__WHAT IS REQUIRED__: Your answer should hold exactly the lines from the one with "What data populates" through the final line of the data below, reproduced as written.

(Page and application data records)
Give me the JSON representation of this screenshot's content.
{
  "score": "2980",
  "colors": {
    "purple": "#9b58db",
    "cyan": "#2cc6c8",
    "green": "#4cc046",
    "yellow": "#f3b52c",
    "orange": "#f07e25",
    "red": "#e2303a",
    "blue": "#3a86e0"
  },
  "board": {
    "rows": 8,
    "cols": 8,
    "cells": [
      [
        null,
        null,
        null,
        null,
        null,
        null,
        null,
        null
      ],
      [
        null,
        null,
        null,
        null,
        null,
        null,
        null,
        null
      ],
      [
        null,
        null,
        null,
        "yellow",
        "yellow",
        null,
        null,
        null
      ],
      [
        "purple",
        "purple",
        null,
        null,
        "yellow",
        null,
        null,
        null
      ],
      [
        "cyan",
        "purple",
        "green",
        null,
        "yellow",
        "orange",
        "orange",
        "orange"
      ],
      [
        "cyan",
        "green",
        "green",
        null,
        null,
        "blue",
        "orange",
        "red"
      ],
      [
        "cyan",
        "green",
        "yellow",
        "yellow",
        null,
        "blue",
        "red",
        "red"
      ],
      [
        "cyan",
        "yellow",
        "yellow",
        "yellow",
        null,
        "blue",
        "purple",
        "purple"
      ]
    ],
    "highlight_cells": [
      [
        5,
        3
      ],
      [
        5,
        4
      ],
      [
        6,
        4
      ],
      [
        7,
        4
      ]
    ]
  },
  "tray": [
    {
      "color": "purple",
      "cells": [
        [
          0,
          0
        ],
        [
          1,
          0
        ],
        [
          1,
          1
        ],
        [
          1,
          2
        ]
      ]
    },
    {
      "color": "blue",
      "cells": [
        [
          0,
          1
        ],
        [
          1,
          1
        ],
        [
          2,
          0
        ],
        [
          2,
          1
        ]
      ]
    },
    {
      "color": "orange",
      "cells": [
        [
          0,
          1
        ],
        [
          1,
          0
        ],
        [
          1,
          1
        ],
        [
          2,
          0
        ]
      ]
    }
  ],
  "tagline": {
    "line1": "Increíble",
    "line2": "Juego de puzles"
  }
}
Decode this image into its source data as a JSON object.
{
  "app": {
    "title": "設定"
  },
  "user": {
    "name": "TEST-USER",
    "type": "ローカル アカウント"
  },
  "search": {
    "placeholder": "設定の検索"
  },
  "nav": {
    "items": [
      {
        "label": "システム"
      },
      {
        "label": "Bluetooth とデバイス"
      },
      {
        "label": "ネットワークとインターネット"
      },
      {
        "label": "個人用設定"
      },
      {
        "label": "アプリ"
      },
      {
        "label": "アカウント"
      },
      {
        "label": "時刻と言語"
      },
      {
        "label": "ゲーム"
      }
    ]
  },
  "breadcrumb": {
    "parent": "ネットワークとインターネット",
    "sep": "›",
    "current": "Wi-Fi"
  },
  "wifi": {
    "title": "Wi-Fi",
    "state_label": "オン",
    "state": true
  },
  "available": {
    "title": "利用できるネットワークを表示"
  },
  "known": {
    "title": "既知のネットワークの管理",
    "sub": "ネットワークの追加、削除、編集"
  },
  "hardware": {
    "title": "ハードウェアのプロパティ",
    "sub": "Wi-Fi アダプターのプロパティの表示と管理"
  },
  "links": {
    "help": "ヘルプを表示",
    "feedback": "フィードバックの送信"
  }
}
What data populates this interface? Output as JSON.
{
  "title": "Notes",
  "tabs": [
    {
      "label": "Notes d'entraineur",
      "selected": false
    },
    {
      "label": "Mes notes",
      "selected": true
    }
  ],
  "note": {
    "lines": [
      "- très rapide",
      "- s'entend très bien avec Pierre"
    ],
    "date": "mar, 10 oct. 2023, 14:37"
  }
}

__ANSWER FOR THIS EXERCISE__:
What data populates this interface? Output as JSON.
{
  "title": "Notes",
  "tabs": [
    {
      "label": "Notes d'entraineur",
      "selected": false
    },
    {
      "label": "Mes notes",
      "selected": true
    }
  ],
  "note": {
    "lines": [
      "- très rapide",
      "- s'entend très bien avec Pierre"
    ],
    "date": "mar, 10 oct. 2023, 14:37"
  }
}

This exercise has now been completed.